Joel Grey is much more than a consummate song-and-dance man with a career spanning an astonishing eight decades: he is also the intermediate link in a Jewish-American entertainment dynasty.
His father, Mickey Katz, was the clown prince of post-war klezmer parody and “dialect comedy.” Grey’s daughter, Jennifer Grey, became a cultural icon in her own right when she portrayed Baby in the unforgettable film Dirty Dancing. Readers interested in contemporary Jewish history and the socio-economic transformations of American Jewry will find much of interest in Joel Grey’s entertaining new memoir, Master of Ceremonies—especially if they love juicy Hollywood memoirs. For those simply looking for a beautifully written moving and funny personal journey: put Master of Ceremonies on your reading list.
Readers should be warned (or tantalized) upfront that there is quite a bit of sex, and discussion of sexuality in Master of Ceremonies. What might seem distasteful for many of us today is presented with empathy and resolutely without judgment. For example, ten-year-old Joel has one of his first sexual encounters with another boy who is 16. His meetings with Jerry the elevator operator are recounted with warmth, as well as a fondness for the excitement they held for a young boy otherwise on the margins of macho American culture. Grey’s lifelong struggle to embrace his sexuality is at the emotional heart of the book. That struggle for acceptance, from himself and from his family, left me in tears, but ultimately, feeling hopeful.

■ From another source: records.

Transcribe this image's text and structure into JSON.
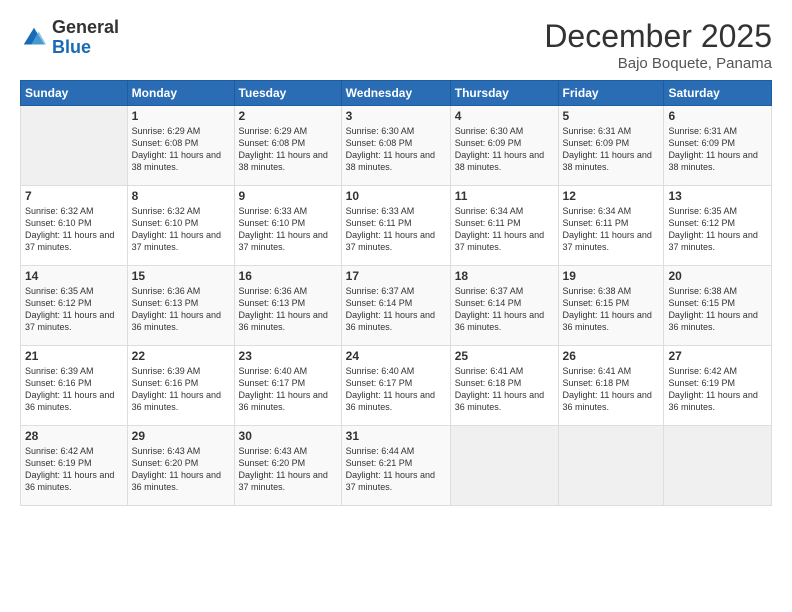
{
  "logo": {
    "general": "General",
    "blue": "Blue"
  },
  "title": {
    "month_year": "December 2025",
    "location": "Bajo Boquete, Panama"
  },
  "calendar": {
    "headers": [
      "Sunday",
      "Monday",
      "Tuesday",
      "Wednesday",
      "Thursday",
      "Friday",
      "Saturday"
    ],
    "weeks": [
      [
        {
          "day": "",
          "empty": true
        },
        {
          "day": "1",
          "rise": "6:29 AM",
          "set": "6:08 PM",
          "daylight": "11 hours and 38 minutes."
        },
        {
          "day": "2",
          "rise": "6:29 AM",
          "set": "6:08 PM",
          "daylight": "11 hours and 38 minutes."
        },
        {
          "day": "3",
          "rise": "6:30 AM",
          "set": "6:08 PM",
          "daylight": "11 hours and 38 minutes."
        },
        {
          "day": "4",
          "rise": "6:30 AM",
          "set": "6:09 PM",
          "daylight": "11 hours and 38 minutes."
        },
        {
          "day": "5",
          "rise": "6:31 AM",
          "set": "6:09 PM",
          "daylight": "11 hours and 38 minutes."
        },
        {
          "day": "6",
          "rise": "6:31 AM",
          "set": "6:09 PM",
          "daylight": "11 hours and 38 minutes."
        }
      ],
      [
        {
          "day": "7",
          "rise": "6:32 AM",
          "set": "6:10 PM",
          "daylight": "11 hours and 37 minutes."
        },
        {
          "day": "8",
          "rise": "6:32 AM",
          "set": "6:10 PM",
          "daylight": "11 hours and 37 minutes."
        },
        {
          "day": "9",
          "rise": "6:33 AM",
          "set": "6:10 PM",
          "daylight": "11 hours and 37 minutes."
        },
        {
          "day": "10",
          "rise": "6:33 AM",
          "set": "6:11 PM",
          "daylight": "11 hours and 37 minutes."
        },
        {
          "day": "11",
          "rise": "6:34 AM",
          "set": "6:11 PM",
          "daylight": "11 hours and 37 minutes."
        },
        {
          "day": "12",
          "rise": "6:34 AM",
          "set": "6:11 PM",
          "daylight": "11 hours and 37 minutes."
        },
        {
          "day": "13",
          "rise": "6:35 AM",
          "set": "6:12 PM",
          "daylight": "11 hours and 37 minutes."
        }
      ],
      [
        {
          "day": "14",
          "rise": "6:35 AM",
          "set": "6:12 PM",
          "daylight": "11 hours and 37 minutes."
        },
        {
          "day": "15",
          "rise": "6:36 AM",
          "set": "6:13 PM",
          "daylight": "11 hours and 36 minutes."
        },
        {
          "day": "16",
          "rise": "6:36 AM",
          "set": "6:13 PM",
          "daylight": "11 hours and 36 minutes."
        },
        {
          "day": "17",
          "rise": "6:37 AM",
          "set": "6:14 PM",
          "daylight": "11 hours and 36 minutes."
        },
        {
          "day": "18",
          "rise": "6:37 AM",
          "set": "6:14 PM",
          "daylight": "11 hours and 36 minutes."
        },
        {
          "day": "19",
          "rise": "6:38 AM",
          "set": "6:15 PM",
          "daylight": "11 hours and 36 minutes."
        },
        {
          "day": "20",
          "rise": "6:38 AM",
          "set": "6:15 PM",
          "daylight": "11 hours and 36 minutes."
        }
      ],
      [
        {
          "day": "21",
          "rise": "6:39 AM",
          "set": "6:16 PM",
          "daylight": "11 hours and 36 minutes."
        },
        {
          "day": "22",
          "rise": "6:39 AM",
          "set": "6:16 PM",
          "daylight": "11 hours and 36 minutes."
        },
        {
          "day": "23",
          "rise": "6:40 AM",
          "set": "6:17 PM",
          "daylight": "11 hours and 36 minutes."
        },
        {
          "day": "24",
          "rise": "6:40 AM",
          "set": "6:17 PM",
          "daylight": "11 hours and 36 minutes."
        },
        {
          "day": "25",
          "rise": "6:41 AM",
          "set": "6:18 PM",
          "daylight": "11 hours and 36 minutes."
        },
        {
          "day": "26",
          "rise": "6:41 AM",
          "set": "6:18 PM",
          "daylight": "11 hours and 36 minutes."
        },
        {
          "day": "27",
          "rise": "6:42 AM",
          "set": "6:19 PM",
          "daylight": "11 hours and 36 minutes."
        }
      ],
      [
        {
          "day": "28",
          "rise": "6:42 AM",
          "set": "6:19 PM",
          "daylight": "11 hours and 36 minutes."
        },
        {
          "day": "29",
          "rise": "6:43 AM",
          "set": "6:20 PM",
          "daylight": "11 hours and 36 minutes."
        },
        {
          "day": "30",
          "rise": "6:43 AM",
          "set": "6:20 PM",
          "daylight": "11 hours and 37 minutes."
        },
        {
          "day": "31",
          "rise": "6:44 AM",
          "set": "6:21 PM",
          "daylight": "11 hours and 37 minutes."
        },
        {
          "day": "",
          "empty": true
        },
        {
          "day": "",
          "empty": true
        },
        {
          "day": "",
          "empty": true
        }
      ]
    ]
  }
}
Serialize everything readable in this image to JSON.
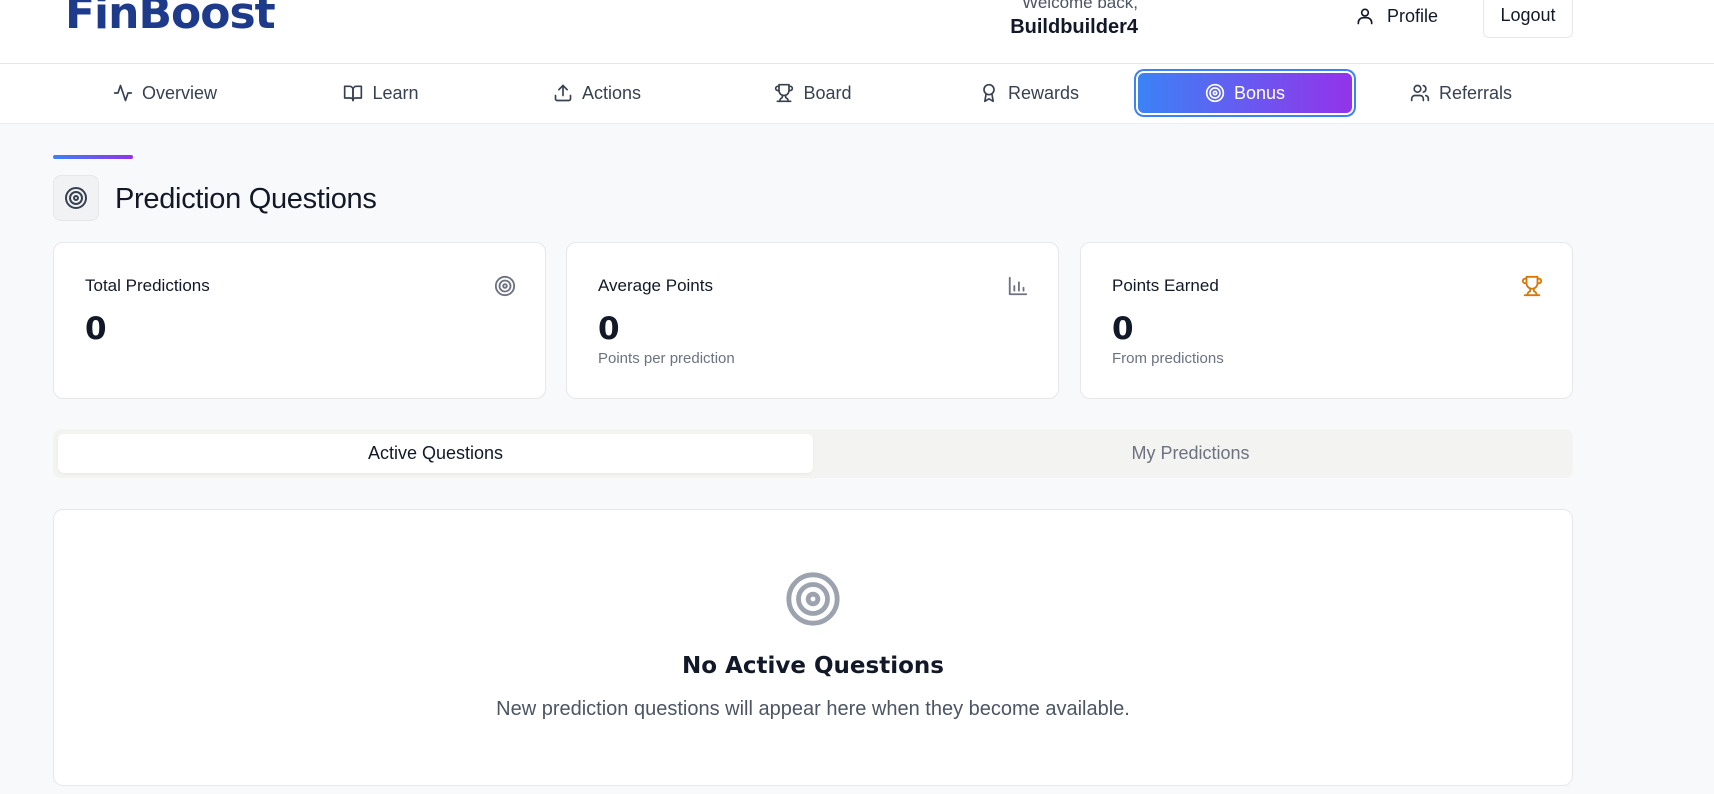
{
  "header": {
    "logo": "FinBoost",
    "welcome_line": "Welcome back,",
    "username": "Buildbuilder4",
    "profile_label": "Profile",
    "logout_label": "Logout"
  },
  "nav": {
    "items": [
      {
        "label": "Overview",
        "icon": "activity-icon"
      },
      {
        "label": "Learn",
        "icon": "book-icon"
      },
      {
        "label": "Actions",
        "icon": "upload-icon"
      },
      {
        "label": "Board",
        "icon": "trophy-icon"
      },
      {
        "label": "Rewards",
        "icon": "award-icon"
      },
      {
        "label": "Bonus",
        "icon": "target-icon",
        "active": true
      },
      {
        "label": "Referrals",
        "icon": "users-icon"
      }
    ]
  },
  "page": {
    "title": "Prediction Questions",
    "title_icon": "target-icon"
  },
  "stats": [
    {
      "label": "Total Predictions",
      "value": "0",
      "sub": "",
      "icon": "target-icon"
    },
    {
      "label": "Average Points",
      "value": "0",
      "sub": "Points per prediction",
      "icon": "bar-chart-icon"
    },
    {
      "label": "Points Earned",
      "value": "0",
      "sub": "From predictions",
      "icon": "trophy-icon"
    }
  ],
  "tabs": {
    "active": "Active Questions",
    "inactive": "My Predictions"
  },
  "empty_state": {
    "title": "No Active Questions",
    "description": "New prediction questions will appear here when they become available."
  },
  "colors": {
    "brand": "#1e3a8a",
    "accent_start": "#3b82f6",
    "accent_end": "#9333ea",
    "trophy": "#d97706"
  }
}
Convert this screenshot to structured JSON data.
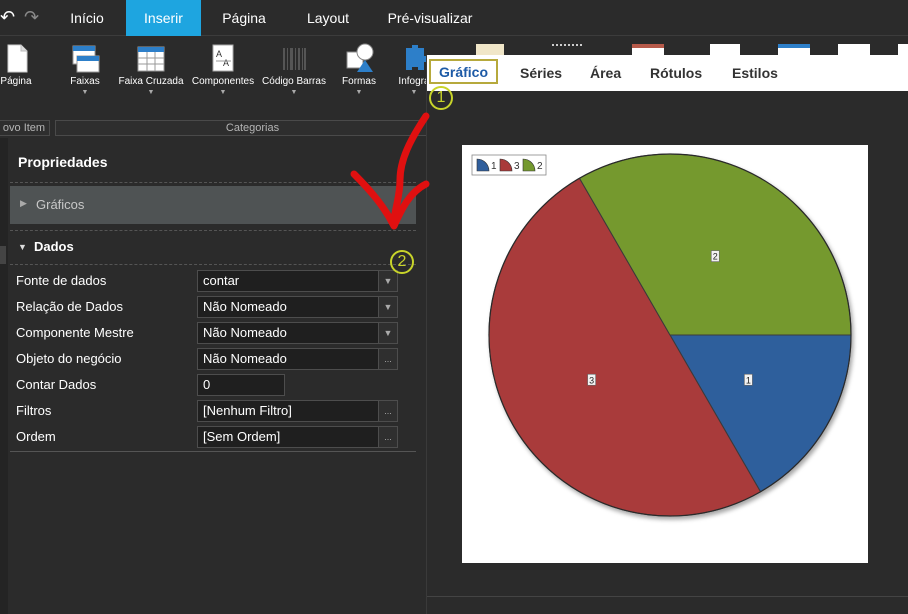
{
  "menubar": {
    "tabs": [
      "Início",
      "Inserir",
      "Página",
      "Layout",
      "Pré-visualizar"
    ],
    "active_tab": "Inserir"
  },
  "ribbon": {
    "items": [
      {
        "label": "Página",
        "icon": "page-icon"
      },
      {
        "label": "Faixas",
        "icon": "bands-icon"
      },
      {
        "label": "Faixa Cruzada",
        "icon": "cross-band-icon"
      },
      {
        "label": "Componentes",
        "icon": "components-icon"
      },
      {
        "label": "Código Barras",
        "icon": "barcode-icon"
      },
      {
        "label": "Formas",
        "icon": "shapes-icon"
      },
      {
        "label": "Infogra",
        "icon": "infographic-icon"
      }
    ],
    "groups": [
      "ovo Item",
      "Categorias"
    ]
  },
  "properties": {
    "title": "Propriedades",
    "section_graficos": "Gráficos",
    "section_dados": "Dados",
    "rows": [
      {
        "label": "Fonte de dados",
        "value": "contar"
      },
      {
        "label": "Relação de Dados",
        "value": "Não Nomeado"
      },
      {
        "label": "Componente Mestre",
        "value": "Não Nomeado"
      },
      {
        "label": "Objeto do negócio",
        "value": "Não Nomeado"
      },
      {
        "label": "Contar Dados",
        "value": "0"
      },
      {
        "label": "Filtros",
        "value": "[Nenhum Filtro]"
      },
      {
        "label": "Ordem",
        "value": "[Sem Ordem]"
      }
    ],
    "dropdown_glyph": "▼",
    "ellipsis_glyph": "..."
  },
  "editor": {
    "tabs": [
      "Gráfico",
      "Séries",
      "Área",
      "Rótulos",
      "Estilos"
    ],
    "active_tab": "Gráfico"
  },
  "annotations": {
    "step1": "1",
    "step2": "2"
  },
  "colors": {
    "accent_tab": "#1ea5e0",
    "arrow": "#e01010",
    "badge": "#c8d42a",
    "slice1": "#2f5e9c",
    "slice2": "#74992f",
    "slice3": "#a93a3a"
  },
  "chart_data": {
    "type": "pie",
    "categories": [
      "1",
      "2",
      "3"
    ],
    "values": [
      1,
      2,
      3
    ],
    "legend": [
      "1",
      "3",
      "2"
    ],
    "data_labels": [
      "1",
      "2",
      "3"
    ],
    "legend_position": "top-left"
  }
}
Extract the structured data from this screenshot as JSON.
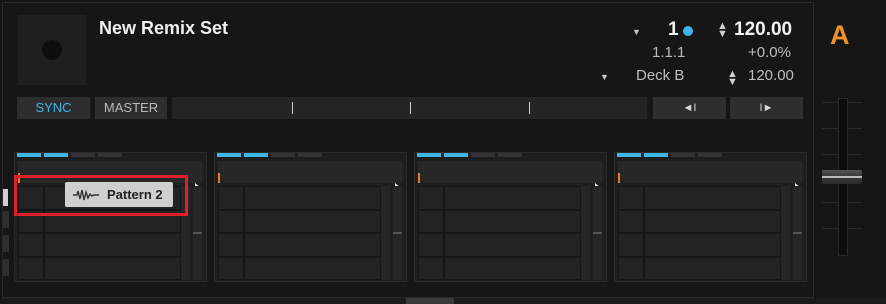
{
  "deck": {
    "title": "New Remix Set",
    "deck_letter": "A",
    "beat_indicator": "1",
    "tempo": "120.00",
    "position": "1.1.1",
    "pitch": "+0.0%",
    "sync_source": "Deck B",
    "master_tempo": "120.00"
  },
  "buttons": {
    "sync": "SYNC",
    "master": "MASTER",
    "prev_beat": "◄I",
    "next_beat": "I►"
  },
  "remix": {
    "slot_count": 4,
    "selected_sample": "Pattern 2"
  },
  "colors": {
    "accent_blue": "#3fb6e8",
    "deck_orange": "#f0922a",
    "highlight_red": "#e0202a"
  }
}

The title Master of Ceremonies is a nod to the role that would define Grey’s career. He created the role in the original Broadway production of Cabaret and then went to on to re-create it for the film version a few years later, winning a Tony and an Oscar in the process. The cover of Master of Ceremonies is a striking black and white image of Grey in the MC’s ghoulishly theatrical makeup: mime white makeup, overdrawn lips, a cigar clenched in his mouth. The role of the MC wasn’t just a career-making moment; here it serves as an organizing image for Grey’s life: his desire to overcome the seedy vaudeville world represented by his father, his struggle with his sexuality, the dark side of showbiz, and the price of success.
In the early 1950s, sociologist Herbert Gans wrote of Grey’s father, Mickey Katz, that he had “moved away from his orthodox origins to assume the peculiar marginality called Yinglish.” There is something arresting about the idea of “peculiar marginality” that echoes through the work of father and son alike. If ever there were an iconic Broadway character who embodied a peculiar marginality, it was Grey’s Master of Ceremonies. Indeed, one of the highlights of the book is Grey’s recounting of how he created the character based on one of the denizens of the world of seedy nightclubs Grey so desperately tried to escape. But there’s much more to Grey than one role, and readers of Master of Ceremonies is richly rewarded by the story of his fascinating life.